• EXERCISE DETAILS
Note each line of the listing that contains the string "FROM", and copy it.

--- EXERCISE DATA Enclosed Below ---

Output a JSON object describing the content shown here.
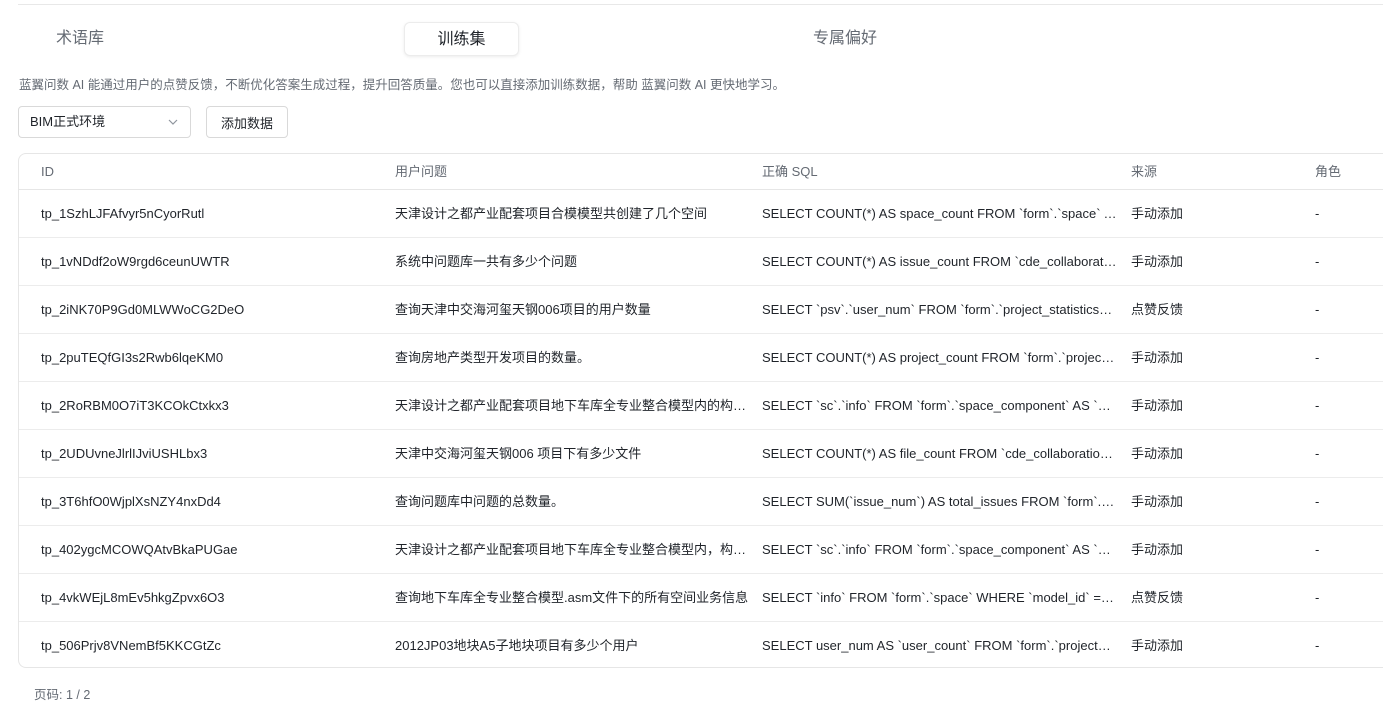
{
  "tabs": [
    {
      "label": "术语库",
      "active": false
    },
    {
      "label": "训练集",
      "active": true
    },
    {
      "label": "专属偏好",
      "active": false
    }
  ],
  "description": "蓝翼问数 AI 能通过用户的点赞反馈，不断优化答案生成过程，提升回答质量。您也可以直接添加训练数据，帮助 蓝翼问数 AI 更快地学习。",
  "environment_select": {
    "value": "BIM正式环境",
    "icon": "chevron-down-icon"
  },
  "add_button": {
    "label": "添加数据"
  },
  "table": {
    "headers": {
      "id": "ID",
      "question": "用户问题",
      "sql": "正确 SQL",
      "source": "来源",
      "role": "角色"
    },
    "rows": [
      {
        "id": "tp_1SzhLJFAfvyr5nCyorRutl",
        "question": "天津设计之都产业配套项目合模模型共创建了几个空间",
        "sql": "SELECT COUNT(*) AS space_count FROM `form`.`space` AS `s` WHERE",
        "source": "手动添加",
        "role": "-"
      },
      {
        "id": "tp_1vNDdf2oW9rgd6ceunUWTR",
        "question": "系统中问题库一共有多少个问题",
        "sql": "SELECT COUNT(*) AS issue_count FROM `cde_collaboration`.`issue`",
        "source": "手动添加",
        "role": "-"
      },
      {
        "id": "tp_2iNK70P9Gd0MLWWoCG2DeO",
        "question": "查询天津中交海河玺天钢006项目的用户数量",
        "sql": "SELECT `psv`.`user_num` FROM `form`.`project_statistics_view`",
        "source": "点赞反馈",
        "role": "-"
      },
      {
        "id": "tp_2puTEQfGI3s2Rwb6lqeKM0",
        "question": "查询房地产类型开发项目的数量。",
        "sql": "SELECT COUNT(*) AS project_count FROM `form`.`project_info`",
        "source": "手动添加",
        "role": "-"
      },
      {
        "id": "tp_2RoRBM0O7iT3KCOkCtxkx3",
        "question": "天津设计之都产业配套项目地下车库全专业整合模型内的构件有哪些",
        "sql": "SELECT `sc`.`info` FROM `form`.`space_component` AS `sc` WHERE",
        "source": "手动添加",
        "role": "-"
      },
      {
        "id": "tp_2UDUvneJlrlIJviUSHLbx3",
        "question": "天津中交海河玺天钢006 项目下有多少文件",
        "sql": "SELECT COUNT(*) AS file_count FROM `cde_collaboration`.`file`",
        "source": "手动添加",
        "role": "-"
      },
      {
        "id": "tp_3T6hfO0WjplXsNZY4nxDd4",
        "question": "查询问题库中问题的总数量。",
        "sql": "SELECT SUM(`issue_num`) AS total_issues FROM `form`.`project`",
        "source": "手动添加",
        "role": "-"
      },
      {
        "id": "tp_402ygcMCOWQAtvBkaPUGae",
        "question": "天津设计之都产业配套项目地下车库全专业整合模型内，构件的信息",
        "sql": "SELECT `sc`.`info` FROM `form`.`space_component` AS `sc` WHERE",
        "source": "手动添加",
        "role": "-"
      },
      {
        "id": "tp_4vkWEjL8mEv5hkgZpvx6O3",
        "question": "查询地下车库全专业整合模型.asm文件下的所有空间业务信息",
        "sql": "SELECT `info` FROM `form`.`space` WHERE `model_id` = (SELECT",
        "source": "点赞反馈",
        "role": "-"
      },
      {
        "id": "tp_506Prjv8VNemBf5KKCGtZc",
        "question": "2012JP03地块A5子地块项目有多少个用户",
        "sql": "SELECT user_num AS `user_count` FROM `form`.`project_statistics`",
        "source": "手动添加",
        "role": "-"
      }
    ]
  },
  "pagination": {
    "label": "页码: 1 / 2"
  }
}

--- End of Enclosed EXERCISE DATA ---
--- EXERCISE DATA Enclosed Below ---

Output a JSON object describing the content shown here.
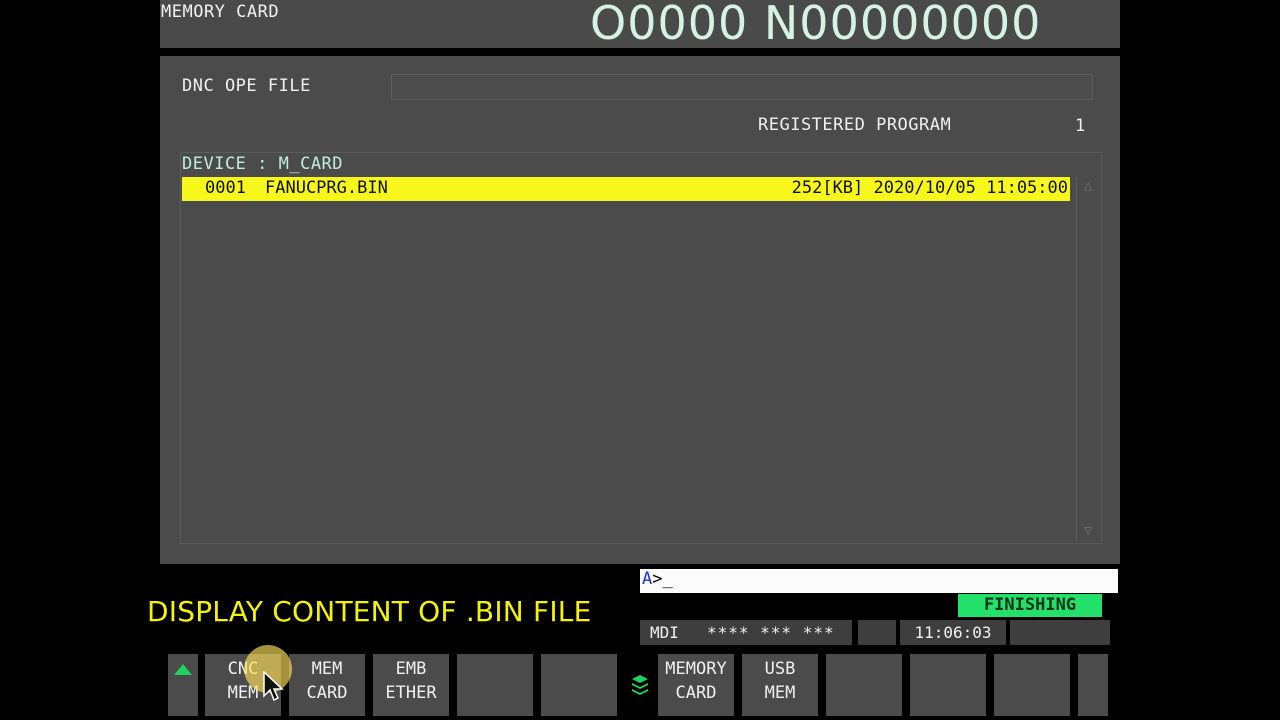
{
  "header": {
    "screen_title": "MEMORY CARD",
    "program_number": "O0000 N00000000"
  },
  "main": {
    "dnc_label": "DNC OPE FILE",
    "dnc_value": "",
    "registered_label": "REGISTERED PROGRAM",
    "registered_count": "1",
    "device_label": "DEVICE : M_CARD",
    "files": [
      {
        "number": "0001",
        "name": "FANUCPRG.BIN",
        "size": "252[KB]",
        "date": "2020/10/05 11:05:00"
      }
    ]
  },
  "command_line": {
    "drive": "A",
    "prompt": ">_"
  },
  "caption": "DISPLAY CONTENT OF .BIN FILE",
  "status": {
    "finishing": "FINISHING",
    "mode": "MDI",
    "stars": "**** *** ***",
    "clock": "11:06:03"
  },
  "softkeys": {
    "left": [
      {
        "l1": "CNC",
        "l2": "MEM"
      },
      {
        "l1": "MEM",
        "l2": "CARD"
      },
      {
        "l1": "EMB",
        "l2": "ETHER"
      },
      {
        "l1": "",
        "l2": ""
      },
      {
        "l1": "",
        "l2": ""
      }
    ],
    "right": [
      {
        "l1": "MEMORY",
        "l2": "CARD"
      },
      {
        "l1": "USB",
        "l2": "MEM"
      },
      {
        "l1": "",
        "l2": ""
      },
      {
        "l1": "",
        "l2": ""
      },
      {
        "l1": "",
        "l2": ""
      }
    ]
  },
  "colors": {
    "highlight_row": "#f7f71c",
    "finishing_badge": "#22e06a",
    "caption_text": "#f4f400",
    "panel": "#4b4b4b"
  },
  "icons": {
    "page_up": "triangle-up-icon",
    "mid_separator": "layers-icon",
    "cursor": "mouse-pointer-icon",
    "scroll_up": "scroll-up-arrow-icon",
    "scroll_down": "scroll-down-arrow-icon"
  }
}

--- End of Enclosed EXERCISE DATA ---

• TASK RESULT
        "sql": "SELECT COUNT(*) AS space_count FROM `form`.`space` AS `s` WHERE",
        "sql": "SELECT COUNT(*) AS issue_count FROM `cde_collaboration`.`issue`",
        "sql": "SELECT `psv`.`user_num` FROM `form`.`project_statistics_view`",
        "sql": "SELECT COUNT(*) AS project_count FROM `form`.`project_info`",
        "sql": "SELECT `sc`.`info` FROM `form`.`space_component` AS `sc` WHERE",
        "sql": "SELECT COUNT(*) AS file_count FROM `cde_collaboration`.`file`",
        "sql": "SELECT SUM(`issue_num`) AS total_issues FROM `form`.`project`",
        "sql": "SELECT `sc`.`info` FROM `form`.`space_component` AS `sc` WHERE",
        "sql": "SELECT `info` FROM `form`.`space` WHERE `model_id` = (SELECT",
        "sql": "SELECT user_num AS `user_count` FROM `form`.`project_statistics`",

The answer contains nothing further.